Some of the views expressed in the following notes on newly approved products should be regarded as preliminary, as there may have been limited published data at the time of publication, and little experience in Australia of their safety or efficacy. However, the Editorial Executive Committee believes that comments made in good faith at an early stage may still be of value. Before new drugs are prescribed, the Committee believes it is important that more detailed information is obtained from the manufacturer's approved product information, a drug information centre or some other appropriate source.
3TC (Glaxo Wellcome)
150 mg tablets
10 mg/mL oral solution
Indication: HIV infection

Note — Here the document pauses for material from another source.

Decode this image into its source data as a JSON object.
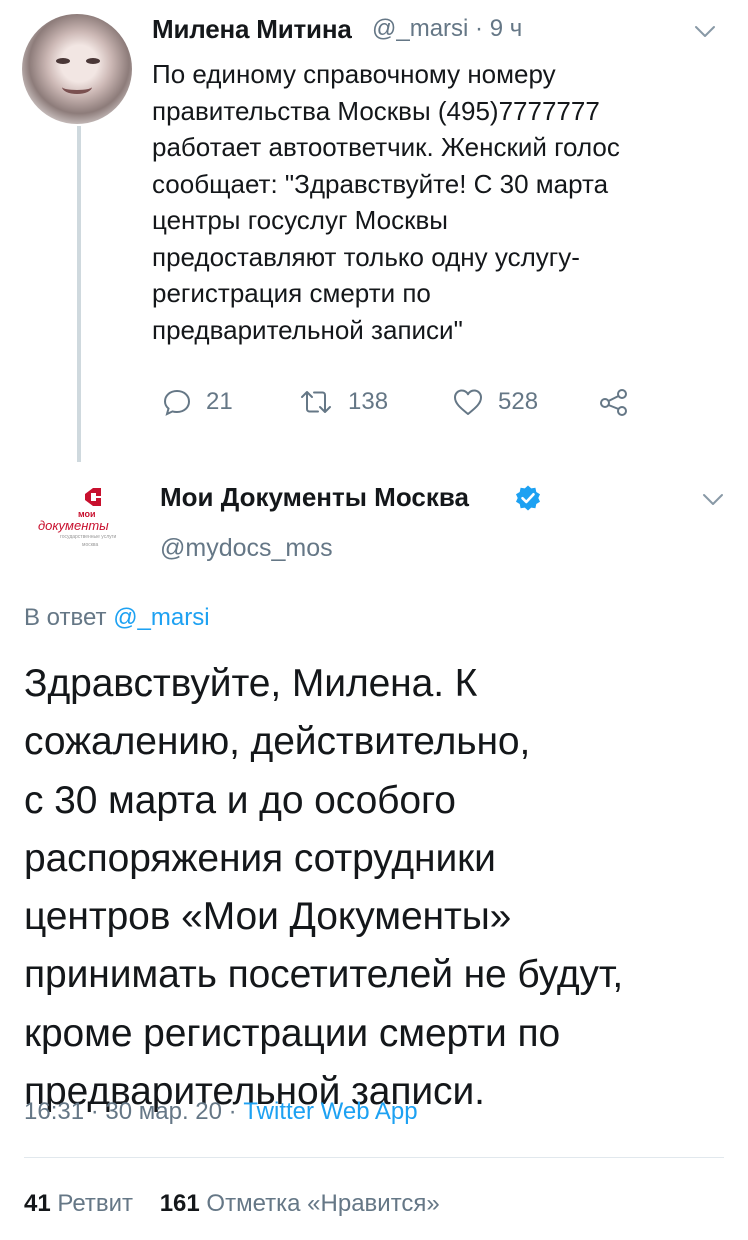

The treatment of HIV infection with a nucleoside analogue, such as zidovudine, is only temporarily effective. There are also the problems of toxicity and the emergence of resistant viral strains. These problems are being addressed by treating patients with combinations of drugs.
Lamivudine, an analogue of cytidine, has been studied in combination with zidovudine. Both drugs act by inhibiting viral reverse transcriptase and lamivudine is active against strains which are resistant to zidovudine. Compared to zidovudine alone, the combination results in a significant increase in CD4 lymphocyte counts. Patients who have been previously treated with zidovudine also benefit.
Patients take lamivudine twice a day. The drug is well absorbed with a bioavailability over 80%. Food delays absorption. Lamivudine is cleared mainly by the kidneys so the dose is adjusted if there is renal impairment. The half-life is 5-7hours.
Adverse effects are common and similar to those seen in patients treated with zidovudine. The most common complaints are nausea, abdominal discomfort, headache, malaise and fatigue. Abnormal liver function tests and anaemia can occur during treatment. When lamivudine is used alone, resistant viral strains can develop rapidly.
The pivotal efficacy studies in adults only lasted 24 weeks and the outcomes are not clinical end-points. Although the combination of lamivudine and zidovudine is effective, it is unclear when the combination should be used in the course of a HIV infection. For example, should all patients be given the combination when their CD4 counts fall to levels that were studied in the trials?